Juicero sells $8 packs of vegetable pulp, but you’re supposed to first pay for the $400 machine in order to use them.

The public backlash was enough to compel Juicero CEO Jeff Dunn to defend his product with the following response:

The value of Juicero is more than a glass of cold-pressed juice. Much more.

The value is in how easy it is for a frazzled dad to do something good for himself while getting the kids ready for school, without having to prep ingredients and clean a juicer.

That’s dumb. If you want a convenient juicebag, Capri Sun solved the problem decades ago. Juicero is a product that addresses a completely different need — That of, How do I best convey that I have an obscene amount of disposable income so that people will want to mate with me?

Dunn’s blog post has a video demonstrating the futility of extracting juice from vegetable pulp by hand.

I don’t know why Dunn is marketing his product this way.
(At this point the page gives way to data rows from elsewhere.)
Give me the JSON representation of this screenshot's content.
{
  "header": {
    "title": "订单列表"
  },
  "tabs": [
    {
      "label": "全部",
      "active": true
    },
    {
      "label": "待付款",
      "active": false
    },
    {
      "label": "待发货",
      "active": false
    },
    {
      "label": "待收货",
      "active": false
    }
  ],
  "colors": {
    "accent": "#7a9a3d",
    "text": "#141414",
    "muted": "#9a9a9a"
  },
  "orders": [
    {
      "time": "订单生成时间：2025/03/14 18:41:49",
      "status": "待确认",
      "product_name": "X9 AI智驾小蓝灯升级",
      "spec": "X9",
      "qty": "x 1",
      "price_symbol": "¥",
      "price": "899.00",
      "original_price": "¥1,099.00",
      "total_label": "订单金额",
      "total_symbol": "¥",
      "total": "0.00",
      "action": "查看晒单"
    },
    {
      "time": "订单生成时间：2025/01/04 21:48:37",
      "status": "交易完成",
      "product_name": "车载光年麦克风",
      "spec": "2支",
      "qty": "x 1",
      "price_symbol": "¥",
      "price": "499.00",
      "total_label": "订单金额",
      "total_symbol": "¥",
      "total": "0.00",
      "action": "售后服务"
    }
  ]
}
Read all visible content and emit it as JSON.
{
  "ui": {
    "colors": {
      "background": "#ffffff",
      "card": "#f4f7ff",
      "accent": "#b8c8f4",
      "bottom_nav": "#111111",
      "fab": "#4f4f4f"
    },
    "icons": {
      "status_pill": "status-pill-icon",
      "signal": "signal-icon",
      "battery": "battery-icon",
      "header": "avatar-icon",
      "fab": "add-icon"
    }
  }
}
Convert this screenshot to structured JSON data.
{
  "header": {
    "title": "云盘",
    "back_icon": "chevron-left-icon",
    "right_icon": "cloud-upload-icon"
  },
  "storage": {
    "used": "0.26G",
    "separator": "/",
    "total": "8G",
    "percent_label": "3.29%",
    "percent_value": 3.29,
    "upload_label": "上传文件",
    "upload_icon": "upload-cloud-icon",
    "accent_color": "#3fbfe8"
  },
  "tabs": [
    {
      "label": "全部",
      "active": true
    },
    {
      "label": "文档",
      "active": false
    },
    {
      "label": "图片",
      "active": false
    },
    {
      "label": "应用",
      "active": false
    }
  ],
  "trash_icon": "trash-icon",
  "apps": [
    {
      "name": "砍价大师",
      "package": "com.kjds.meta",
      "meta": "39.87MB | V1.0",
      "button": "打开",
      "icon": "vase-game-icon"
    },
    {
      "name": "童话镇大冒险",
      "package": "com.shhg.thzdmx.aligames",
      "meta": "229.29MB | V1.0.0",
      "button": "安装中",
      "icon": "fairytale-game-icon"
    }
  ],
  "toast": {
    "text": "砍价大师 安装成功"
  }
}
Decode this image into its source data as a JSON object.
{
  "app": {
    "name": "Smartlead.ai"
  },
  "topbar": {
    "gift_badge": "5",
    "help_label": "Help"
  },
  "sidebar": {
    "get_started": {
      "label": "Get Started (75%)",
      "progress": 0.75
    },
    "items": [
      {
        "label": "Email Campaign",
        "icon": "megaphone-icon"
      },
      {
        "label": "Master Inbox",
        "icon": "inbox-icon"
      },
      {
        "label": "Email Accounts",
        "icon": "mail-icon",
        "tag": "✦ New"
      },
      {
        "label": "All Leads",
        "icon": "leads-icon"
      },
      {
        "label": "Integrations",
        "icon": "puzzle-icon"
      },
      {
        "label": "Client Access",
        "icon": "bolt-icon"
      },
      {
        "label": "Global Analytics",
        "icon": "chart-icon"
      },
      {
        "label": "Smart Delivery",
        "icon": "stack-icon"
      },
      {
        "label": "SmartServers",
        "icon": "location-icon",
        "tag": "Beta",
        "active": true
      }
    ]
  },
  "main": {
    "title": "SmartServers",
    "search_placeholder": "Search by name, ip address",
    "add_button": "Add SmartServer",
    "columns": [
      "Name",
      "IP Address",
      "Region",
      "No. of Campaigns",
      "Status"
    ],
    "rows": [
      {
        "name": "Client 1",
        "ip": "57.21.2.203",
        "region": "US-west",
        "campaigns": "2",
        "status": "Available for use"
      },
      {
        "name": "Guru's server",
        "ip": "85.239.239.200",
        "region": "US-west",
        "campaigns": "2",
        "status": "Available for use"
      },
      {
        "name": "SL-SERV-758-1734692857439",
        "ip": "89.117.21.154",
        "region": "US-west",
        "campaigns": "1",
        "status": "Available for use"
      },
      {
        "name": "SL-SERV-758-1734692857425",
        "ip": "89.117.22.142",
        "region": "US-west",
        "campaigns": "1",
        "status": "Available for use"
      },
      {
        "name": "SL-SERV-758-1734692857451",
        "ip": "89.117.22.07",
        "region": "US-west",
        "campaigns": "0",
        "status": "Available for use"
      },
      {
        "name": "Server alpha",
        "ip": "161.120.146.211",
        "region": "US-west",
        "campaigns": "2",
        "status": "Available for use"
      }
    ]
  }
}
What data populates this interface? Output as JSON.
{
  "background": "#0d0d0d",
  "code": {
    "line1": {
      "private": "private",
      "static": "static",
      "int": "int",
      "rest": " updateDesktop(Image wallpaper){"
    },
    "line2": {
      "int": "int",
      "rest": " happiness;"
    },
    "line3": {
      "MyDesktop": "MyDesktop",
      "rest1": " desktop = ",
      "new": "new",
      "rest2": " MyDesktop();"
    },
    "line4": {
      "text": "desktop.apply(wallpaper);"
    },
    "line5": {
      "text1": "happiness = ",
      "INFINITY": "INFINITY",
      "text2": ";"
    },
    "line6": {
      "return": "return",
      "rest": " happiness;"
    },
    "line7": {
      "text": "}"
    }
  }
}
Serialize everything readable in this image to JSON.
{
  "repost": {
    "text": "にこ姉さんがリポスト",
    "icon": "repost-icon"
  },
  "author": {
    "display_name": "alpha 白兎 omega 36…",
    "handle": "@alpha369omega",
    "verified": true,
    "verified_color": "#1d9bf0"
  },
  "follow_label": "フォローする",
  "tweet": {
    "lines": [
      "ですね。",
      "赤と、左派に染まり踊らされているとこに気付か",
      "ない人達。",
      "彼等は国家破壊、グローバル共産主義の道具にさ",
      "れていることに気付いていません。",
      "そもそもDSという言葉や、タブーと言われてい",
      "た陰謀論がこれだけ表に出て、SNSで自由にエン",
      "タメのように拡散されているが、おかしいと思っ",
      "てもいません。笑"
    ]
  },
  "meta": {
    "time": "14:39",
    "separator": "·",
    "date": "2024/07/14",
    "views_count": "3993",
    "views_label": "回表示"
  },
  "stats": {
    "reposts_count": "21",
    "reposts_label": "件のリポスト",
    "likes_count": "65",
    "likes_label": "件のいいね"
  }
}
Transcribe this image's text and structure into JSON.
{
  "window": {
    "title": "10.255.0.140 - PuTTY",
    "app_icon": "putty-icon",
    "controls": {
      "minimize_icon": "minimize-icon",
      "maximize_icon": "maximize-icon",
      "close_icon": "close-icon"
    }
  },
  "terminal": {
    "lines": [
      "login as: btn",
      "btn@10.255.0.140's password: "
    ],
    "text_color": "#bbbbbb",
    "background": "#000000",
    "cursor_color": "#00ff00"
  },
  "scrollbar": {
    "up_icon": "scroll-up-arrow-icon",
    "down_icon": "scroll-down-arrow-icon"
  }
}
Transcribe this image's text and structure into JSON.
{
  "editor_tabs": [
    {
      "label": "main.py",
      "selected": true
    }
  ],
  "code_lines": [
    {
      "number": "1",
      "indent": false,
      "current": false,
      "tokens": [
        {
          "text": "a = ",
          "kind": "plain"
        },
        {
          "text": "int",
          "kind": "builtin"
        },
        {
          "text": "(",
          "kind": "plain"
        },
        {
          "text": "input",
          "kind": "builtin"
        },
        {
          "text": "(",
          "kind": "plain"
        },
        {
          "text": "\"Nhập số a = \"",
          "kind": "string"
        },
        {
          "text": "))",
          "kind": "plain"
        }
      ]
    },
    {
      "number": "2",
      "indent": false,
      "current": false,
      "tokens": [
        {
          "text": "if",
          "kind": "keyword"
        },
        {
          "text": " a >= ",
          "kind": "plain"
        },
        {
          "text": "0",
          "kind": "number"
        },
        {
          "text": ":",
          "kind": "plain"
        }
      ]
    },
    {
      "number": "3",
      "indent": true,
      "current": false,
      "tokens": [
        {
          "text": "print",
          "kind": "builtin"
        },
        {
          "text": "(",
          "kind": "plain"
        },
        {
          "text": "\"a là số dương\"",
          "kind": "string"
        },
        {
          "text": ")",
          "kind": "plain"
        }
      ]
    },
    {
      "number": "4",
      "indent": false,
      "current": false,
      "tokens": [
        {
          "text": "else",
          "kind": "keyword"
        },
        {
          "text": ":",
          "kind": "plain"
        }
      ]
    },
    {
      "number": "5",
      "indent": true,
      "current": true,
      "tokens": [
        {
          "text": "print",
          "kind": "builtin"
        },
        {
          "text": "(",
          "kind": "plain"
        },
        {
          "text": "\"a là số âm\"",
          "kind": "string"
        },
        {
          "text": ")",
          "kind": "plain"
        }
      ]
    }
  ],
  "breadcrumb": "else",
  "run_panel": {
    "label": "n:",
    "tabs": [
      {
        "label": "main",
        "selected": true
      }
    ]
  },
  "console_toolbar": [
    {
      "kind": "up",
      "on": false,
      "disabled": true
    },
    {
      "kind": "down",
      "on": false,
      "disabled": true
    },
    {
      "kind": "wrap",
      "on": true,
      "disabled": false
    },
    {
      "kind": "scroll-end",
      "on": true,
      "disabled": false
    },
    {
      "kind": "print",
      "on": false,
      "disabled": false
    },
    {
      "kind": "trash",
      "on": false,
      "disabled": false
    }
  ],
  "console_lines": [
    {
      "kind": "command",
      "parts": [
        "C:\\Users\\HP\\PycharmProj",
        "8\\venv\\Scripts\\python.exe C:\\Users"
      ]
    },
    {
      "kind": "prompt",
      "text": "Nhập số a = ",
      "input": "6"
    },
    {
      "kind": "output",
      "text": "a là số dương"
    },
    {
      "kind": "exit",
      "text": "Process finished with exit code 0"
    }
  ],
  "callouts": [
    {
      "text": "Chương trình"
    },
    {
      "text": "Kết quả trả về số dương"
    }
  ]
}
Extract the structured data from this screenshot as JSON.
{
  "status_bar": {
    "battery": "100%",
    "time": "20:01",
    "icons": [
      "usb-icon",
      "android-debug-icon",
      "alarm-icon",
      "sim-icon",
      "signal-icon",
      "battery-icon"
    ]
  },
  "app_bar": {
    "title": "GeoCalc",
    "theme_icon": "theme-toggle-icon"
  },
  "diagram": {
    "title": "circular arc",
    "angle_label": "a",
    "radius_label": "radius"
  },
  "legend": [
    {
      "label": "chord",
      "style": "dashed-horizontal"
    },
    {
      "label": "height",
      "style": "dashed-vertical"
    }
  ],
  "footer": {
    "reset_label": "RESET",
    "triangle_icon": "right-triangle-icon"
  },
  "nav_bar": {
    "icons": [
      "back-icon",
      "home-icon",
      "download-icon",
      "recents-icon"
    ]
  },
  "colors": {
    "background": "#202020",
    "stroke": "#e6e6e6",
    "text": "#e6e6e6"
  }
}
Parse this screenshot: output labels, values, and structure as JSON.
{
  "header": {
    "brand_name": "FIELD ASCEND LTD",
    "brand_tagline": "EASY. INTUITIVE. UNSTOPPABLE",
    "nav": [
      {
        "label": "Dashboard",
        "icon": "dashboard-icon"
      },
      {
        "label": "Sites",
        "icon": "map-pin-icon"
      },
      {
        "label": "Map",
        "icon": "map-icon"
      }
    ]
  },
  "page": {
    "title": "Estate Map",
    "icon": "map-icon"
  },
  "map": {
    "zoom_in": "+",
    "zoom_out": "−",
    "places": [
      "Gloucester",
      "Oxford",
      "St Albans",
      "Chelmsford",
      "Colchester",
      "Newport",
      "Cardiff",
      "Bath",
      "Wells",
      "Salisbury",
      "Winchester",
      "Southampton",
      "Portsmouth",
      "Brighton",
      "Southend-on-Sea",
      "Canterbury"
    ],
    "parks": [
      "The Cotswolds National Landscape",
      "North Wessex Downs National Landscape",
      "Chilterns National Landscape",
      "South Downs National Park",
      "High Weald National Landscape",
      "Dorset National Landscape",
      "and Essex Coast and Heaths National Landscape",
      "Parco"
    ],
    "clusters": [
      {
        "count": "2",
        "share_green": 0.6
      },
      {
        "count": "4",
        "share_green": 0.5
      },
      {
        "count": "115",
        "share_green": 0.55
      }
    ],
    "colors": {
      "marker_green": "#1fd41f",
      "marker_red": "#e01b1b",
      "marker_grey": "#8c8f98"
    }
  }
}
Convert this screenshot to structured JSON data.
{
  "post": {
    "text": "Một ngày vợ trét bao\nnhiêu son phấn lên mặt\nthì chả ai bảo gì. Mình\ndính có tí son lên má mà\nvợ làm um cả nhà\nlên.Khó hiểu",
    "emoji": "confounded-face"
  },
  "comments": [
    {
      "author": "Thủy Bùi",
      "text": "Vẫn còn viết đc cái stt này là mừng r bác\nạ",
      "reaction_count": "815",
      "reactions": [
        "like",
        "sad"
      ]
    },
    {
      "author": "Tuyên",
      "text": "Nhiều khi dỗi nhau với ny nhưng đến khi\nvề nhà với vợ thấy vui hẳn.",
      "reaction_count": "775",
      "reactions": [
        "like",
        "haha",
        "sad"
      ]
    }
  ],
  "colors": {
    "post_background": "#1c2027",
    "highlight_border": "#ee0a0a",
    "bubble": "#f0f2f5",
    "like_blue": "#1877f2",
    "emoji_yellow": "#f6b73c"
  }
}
It would be like if Louis Vuitton advertised handbags with a woman struggling to contain her cell phone, keys, wallet, and Wellbutrin all in two bare hands.

“The value of Louis Vuitton is in how easy it is for a frazzled mom to transport her items without having to pick them up one at a time,” the CEO might proclaim.

No, this is how you sell a Louis Vuitton:

As Miranda from Sex and the City would say: “If you’re not wearing something [others] can’t afford, how will they know to look up to you?”

Mr. Dunn’s biggest mistake was in cutting the price of a Juicero from $700 to $400. He should have doubled it. The only time you cut the price on a status symbol is to encourage sales of a premium version that costs even more. Like the iPhone 5C: Apple made it very clear that ‘C’ stands for cheap, and encased the phones in gaudy crayon colors to underscore that point.

The value of Juicero is that few people can have one. When the juicer was first launched, the founder restricted the supply and would only deliver to residents in three states. At Recode, Kara Swisher praises the product and explains:

This is an area of interest because there’s a lot of juice going on in San Francisco and now it’s sort of spread like a virus across the United States — avoiding the Midwest, of course.

See? That’s the real value of a Juicero.

Unfortunately, Juicero’s new CEO is a former president of Coca-Cola. His strategy is to get sugary beverages into as many faces as possible. Joke’s on them for believing that any sort of juice is healthy.

See Also: Veblen Good